*** Opening of Dataset entries ***

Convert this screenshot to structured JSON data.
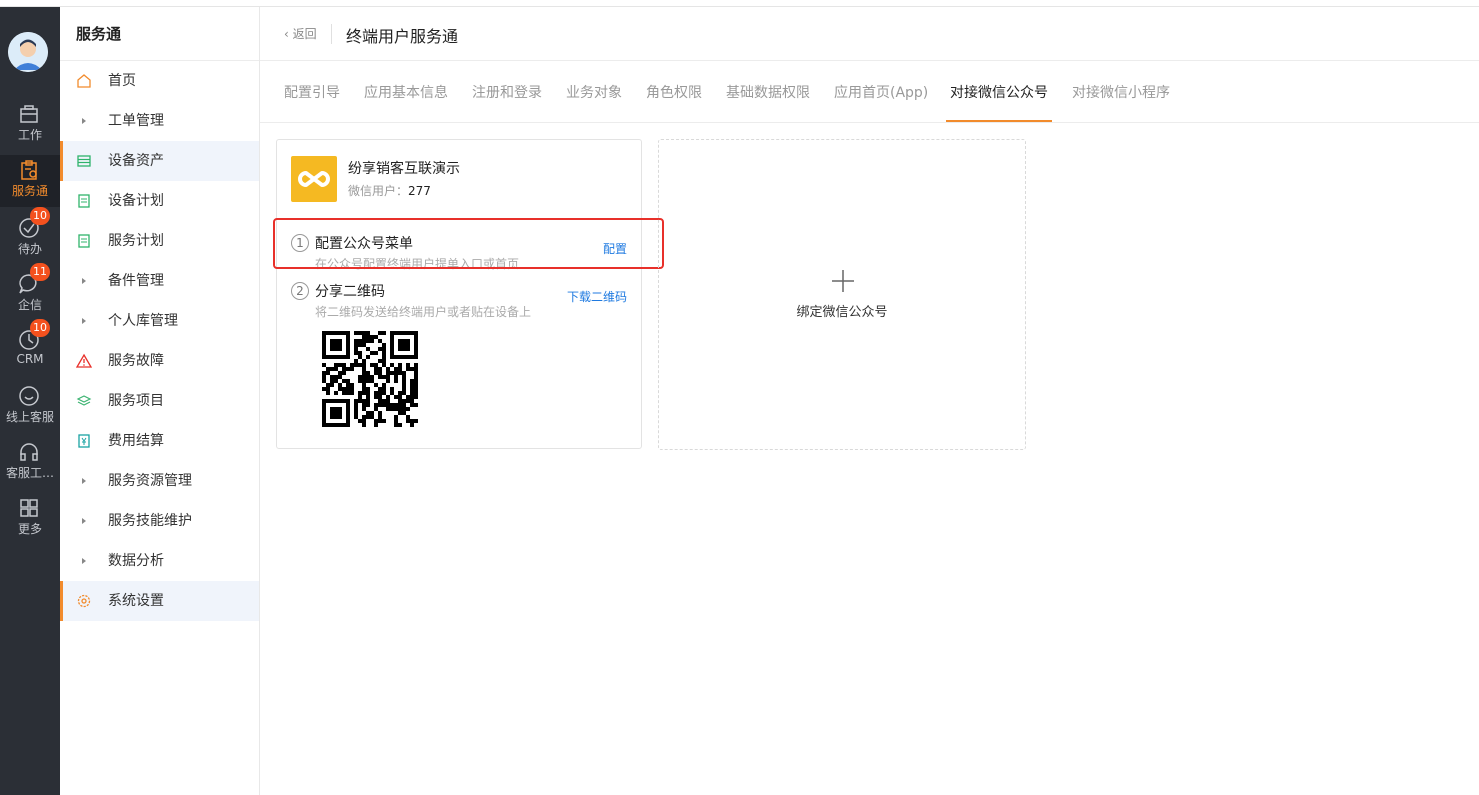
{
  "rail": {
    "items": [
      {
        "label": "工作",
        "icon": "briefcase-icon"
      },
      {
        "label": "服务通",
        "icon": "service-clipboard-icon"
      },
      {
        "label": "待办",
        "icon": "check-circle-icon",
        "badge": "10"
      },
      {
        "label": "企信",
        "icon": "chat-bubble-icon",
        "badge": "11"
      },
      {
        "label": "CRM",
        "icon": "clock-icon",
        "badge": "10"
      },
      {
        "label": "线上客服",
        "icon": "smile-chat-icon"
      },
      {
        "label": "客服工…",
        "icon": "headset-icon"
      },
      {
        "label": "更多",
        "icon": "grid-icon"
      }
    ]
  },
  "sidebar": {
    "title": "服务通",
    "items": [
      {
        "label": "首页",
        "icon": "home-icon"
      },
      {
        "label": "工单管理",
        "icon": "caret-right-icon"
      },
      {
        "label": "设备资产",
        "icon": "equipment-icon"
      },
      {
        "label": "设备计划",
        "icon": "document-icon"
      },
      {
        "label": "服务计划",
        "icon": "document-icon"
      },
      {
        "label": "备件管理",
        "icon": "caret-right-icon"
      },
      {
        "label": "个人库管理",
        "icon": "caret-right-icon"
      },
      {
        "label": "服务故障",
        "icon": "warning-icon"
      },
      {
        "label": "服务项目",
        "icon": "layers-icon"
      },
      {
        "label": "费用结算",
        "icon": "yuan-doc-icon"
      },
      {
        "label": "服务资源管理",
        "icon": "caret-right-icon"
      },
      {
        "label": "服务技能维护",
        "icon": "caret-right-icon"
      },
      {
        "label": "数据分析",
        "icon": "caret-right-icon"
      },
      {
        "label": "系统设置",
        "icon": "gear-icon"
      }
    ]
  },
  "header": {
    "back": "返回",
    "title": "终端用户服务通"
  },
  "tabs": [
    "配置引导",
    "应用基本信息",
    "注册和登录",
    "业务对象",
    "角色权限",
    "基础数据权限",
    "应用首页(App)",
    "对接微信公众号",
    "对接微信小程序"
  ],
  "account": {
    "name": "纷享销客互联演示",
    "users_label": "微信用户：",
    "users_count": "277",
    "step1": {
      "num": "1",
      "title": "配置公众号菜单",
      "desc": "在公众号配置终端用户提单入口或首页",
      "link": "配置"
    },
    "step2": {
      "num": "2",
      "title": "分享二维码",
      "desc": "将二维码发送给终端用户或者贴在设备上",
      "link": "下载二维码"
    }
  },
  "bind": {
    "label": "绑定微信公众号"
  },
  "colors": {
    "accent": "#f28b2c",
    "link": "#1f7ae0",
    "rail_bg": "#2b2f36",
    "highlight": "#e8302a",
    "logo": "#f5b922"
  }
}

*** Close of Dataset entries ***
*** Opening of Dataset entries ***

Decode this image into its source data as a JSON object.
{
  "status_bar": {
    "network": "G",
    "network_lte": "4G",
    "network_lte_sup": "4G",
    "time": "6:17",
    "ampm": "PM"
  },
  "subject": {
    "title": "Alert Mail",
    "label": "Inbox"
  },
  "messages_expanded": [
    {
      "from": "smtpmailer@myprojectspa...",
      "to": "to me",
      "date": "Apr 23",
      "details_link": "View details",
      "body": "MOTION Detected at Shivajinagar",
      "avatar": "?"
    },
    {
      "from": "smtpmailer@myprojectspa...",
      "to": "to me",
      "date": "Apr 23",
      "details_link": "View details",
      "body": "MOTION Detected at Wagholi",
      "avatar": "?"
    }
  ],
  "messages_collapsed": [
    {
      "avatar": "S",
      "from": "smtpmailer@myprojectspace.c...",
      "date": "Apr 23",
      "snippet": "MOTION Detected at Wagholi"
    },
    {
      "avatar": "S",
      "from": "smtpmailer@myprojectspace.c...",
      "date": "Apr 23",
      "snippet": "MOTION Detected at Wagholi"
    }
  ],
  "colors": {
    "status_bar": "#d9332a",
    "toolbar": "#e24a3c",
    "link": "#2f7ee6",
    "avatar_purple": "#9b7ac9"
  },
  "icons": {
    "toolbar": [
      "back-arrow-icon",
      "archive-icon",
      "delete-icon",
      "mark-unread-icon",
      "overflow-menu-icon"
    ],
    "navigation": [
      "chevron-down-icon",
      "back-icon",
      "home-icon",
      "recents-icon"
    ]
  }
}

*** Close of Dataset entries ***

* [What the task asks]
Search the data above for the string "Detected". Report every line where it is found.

* [Exercise output]
      "body": "MOTION Detected at Shivajinagar",
      "body": "MOTION Detected at Wagholi",
      "snippet": "MOTION Detected at Wagholi"
      "snippet": "MOTION Detected at Wagholi"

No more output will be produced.